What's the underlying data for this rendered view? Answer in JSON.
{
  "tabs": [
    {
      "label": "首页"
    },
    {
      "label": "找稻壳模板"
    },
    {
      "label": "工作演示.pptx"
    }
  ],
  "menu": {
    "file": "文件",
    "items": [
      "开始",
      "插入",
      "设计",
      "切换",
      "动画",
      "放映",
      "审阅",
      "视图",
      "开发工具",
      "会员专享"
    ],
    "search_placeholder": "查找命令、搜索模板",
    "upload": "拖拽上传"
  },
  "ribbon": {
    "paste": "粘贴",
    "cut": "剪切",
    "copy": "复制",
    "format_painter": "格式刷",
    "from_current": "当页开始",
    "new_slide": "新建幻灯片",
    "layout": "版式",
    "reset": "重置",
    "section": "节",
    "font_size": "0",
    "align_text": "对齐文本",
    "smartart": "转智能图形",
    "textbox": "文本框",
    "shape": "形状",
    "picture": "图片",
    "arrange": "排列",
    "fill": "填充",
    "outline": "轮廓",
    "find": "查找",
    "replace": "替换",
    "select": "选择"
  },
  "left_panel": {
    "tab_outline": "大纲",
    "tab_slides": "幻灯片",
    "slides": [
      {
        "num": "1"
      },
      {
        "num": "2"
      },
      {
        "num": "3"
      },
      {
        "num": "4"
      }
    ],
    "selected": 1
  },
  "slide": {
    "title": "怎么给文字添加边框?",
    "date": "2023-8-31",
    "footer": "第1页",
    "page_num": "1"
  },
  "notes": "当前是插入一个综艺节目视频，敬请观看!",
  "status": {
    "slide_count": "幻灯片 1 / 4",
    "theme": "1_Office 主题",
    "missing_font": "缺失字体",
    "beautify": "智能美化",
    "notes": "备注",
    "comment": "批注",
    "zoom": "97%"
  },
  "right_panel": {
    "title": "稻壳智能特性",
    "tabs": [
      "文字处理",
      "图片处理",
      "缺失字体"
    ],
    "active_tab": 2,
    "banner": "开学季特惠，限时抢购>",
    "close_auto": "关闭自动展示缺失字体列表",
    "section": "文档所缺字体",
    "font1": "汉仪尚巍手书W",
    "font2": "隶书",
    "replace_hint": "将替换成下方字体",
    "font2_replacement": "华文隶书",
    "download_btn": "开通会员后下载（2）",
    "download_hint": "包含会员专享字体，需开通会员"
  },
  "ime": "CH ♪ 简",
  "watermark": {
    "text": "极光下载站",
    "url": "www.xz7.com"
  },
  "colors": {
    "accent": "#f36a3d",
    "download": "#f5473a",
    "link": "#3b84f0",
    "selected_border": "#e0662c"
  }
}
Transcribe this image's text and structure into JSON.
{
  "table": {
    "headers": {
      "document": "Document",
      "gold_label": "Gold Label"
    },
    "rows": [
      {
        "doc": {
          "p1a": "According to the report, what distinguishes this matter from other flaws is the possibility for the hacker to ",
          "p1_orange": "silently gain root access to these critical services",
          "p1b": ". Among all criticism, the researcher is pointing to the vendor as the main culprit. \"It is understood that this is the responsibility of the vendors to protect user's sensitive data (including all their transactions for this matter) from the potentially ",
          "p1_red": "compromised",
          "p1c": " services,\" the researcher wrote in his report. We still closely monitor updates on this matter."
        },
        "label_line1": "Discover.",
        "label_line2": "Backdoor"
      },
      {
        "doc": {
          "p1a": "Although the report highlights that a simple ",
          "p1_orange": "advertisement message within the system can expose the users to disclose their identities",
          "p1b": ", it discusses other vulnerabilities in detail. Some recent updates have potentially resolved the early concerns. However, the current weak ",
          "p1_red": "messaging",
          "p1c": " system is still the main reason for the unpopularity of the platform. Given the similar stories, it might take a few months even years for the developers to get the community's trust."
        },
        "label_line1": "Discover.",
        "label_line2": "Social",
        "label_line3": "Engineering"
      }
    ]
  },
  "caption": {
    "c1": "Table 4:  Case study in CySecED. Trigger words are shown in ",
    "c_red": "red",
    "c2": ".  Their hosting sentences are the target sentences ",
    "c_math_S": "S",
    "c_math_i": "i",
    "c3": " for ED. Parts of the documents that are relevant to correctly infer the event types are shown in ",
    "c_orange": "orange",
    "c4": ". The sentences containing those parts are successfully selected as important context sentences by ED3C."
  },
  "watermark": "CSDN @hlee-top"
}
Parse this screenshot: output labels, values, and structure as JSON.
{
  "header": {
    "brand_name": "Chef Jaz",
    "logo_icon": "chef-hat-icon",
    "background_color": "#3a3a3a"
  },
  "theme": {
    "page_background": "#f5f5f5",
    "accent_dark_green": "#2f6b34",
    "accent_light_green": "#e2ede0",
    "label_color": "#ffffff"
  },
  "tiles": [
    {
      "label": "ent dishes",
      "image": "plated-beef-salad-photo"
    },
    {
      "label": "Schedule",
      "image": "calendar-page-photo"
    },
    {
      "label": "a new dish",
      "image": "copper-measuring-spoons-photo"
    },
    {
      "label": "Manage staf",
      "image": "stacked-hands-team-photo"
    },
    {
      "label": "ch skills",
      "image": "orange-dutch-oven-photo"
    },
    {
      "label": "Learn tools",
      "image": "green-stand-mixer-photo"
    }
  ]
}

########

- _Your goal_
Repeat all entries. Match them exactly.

- _Solution to this exercise_
What's the underlying data for this rendered view? Answer in JSON.
{
  "tabs": [
    {
      "label": "首页"
    },
    {
      "label": "找稻壳模板"
    },
    {
      "label": "工作演示.pptx"
    }
  ],
  "menu": {
    "file": "文件",
    "items": [
      "开始",
      "插入",
      "设计",
      "切换",
      "动画",
      "放映",
      "审阅",
      "视图",
      "开发工具",
      "会员专享"
    ],
    "search_placeholder": "查找命令、搜索模板",
    "upload": "拖拽上传"
  },
  "ribbon": {
    "paste": "粘贴",
    "cut": "剪切",
    "copy": "复制",
    "format_painter": "格式刷",
    "from_current": "当页开始",
    "new_slide": "新建幻灯片",
    "layout": "版式",
    "reset": "重置",
    "section": "节",
    "font_size": "0",
    "align_text": "对齐文本",
    "smartart": "转智能图形",
    "textbox": "文本框",
    "shape": "形状",
    "picture": "图片",
    "arrange": "排列",
    "fill": "填充",
    "outline": "轮廓",
    "find": "查找",
    "replace": "替换",
    "select": "选择"
  },
  "left_panel": {
    "tab_outline": "大纲",
    "tab_slides": "幻灯片",
    "slides": [
      {
        "num": "1"
      },
      {
        "num": "2"
      },
      {
        "num": "3"
      },
      {
        "num": "4"
      }
    ],
    "selected": 1
  },
  "slide": {
    "title": "怎么给文字添加边框?",
    "date": "2023-8-31",
    "footer": "第1页",
    "page_num": "1"
  },
  "notes": "当前是插入一个综艺节目视频，敬请观看!",
  "status": {
    "slide_count": "幻灯片 1 / 4",
    "theme": "1_Office 主题",
    "missing_font": "缺失字体",
    "beautify": "智能美化",
    "notes": "备注",
    "comment": "批注",
    "zoom": "97%"
  },
  "right_panel": {
    "title": "稻壳智能特性",
    "tabs": [
      "文字处理",
      "图片处理",
      "缺失字体"
    ],
    "active_tab": 2,
    "banner": "开学季特惠，限时抢购>",
    "close_auto": "关闭自动展示缺失字体列表",
    "section": "文档所缺字体",
    "font1": "汉仪尚巍手书W",
    "font2": "隶书",
    "replace_hint": "将替换成下方字体",
    "font2_replacement": "华文隶书",
    "download_btn": "开通会员后下载（2）",
    "download_hint": "包含会员专享字体，需开通会员"
  },
  "ime": "CH ♪ 简",
  "watermark": {
    "text": "极光下载站",
    "url": "www.xz7.com"
  },
  "colors": {
    "accent": "#f36a3d",
    "download": "#f5473a",
    "link": "#3b84f0",
    "selected_border": "#e0662c"
  }
}
Transcribe this image's text and structure into JSON.
{
  "table": {
    "headers": {
      "document": "Document",
      "gold_label": "Gold Label"
    },
    "rows": [
      {
        "doc": {
          "p1a": "According to the report, what distinguishes this matter from other flaws is the possibility for the hacker to ",
          "p1_orange": "silently gain root access to these critical services",
          "p1b": ". Among all criticism, the researcher is pointing to the vendor as the main culprit. \"It is understood that this is the responsibility of the vendors to protect user's sensitive data (including all their transactions for this matter) from the potentially ",
          "p1_red": "compromised",
          "p1c": " services,\" the researcher wrote in his report. We still closely monitor updates on this matter."
        },
        "label_line1": "Discover.",
        "label_line2": "Backdoor"
      },
      {
        "doc": {
          "p1a": "Although the report highlights that a simple ",
          "p1_orange": "advertisement message within the system can expose the users to disclose their identities",
          "p1b": ", it discusses other vulnerabilities in detail. Some recent updates have potentially resolved the early concerns. However, the current weak ",
          "p1_red": "messaging",
          "p1c": " system is still the main reason for the unpopularity of the platform. Given the similar stories, it might take a few months even years for the developers to get the community's trust."
        },
        "label_line1": "Discover.",
        "label_line2": "Social",
        "label_line3": "Engineering"
      }
    ]
  },
  "caption": {
    "c1": "Table 4:  Case study in CySecED. Trigger words are shown in ",
    "c_red": "red",
    "c2": ".  Their hosting sentences are the target sentences ",
    "c_math_S": "S",
    "c_math_i": "i",
    "c3": " for ED. Parts of the documents that are relevant to correctly infer the event types are shown in ",
    "c_orange": "orange",
    "c4": ". The sentences containing those parts are successfully selected as important context sentences by ED3C."
  },
  "watermark": "CSDN @hlee-top"
}
Parse this screenshot: output labels, values, and structure as JSON.
{
  "header": {
    "brand_name": "Chef Jaz",
    "logo_icon": "chef-hat-icon",
    "background_color": "#3a3a3a"
  },
  "theme": {
    "page_background": "#f5f5f5",
    "accent_dark_green": "#2f6b34",
    "accent_light_green": "#e2ede0",
    "label_color": "#ffffff"
  },
  "tiles": [
    {
      "label": "ent dishes",
      "image": "plated-beef-salad-photo"
    },
    {
      "label": "Schedule",
      "image": "calendar-page-photo"
    },
    {
      "label": "a new dish",
      "image": "copper-measuring-spoons-photo"
    },
    {
      "label": "Manage staf",
      "image": "stacked-hands-team-photo"
    },
    {
      "label": "ch skills",
      "image": "orange-dutch-oven-photo"
    },
    {
      "label": "Learn tools",
      "image": "green-stand-mixer-photo"
    }
  ]
}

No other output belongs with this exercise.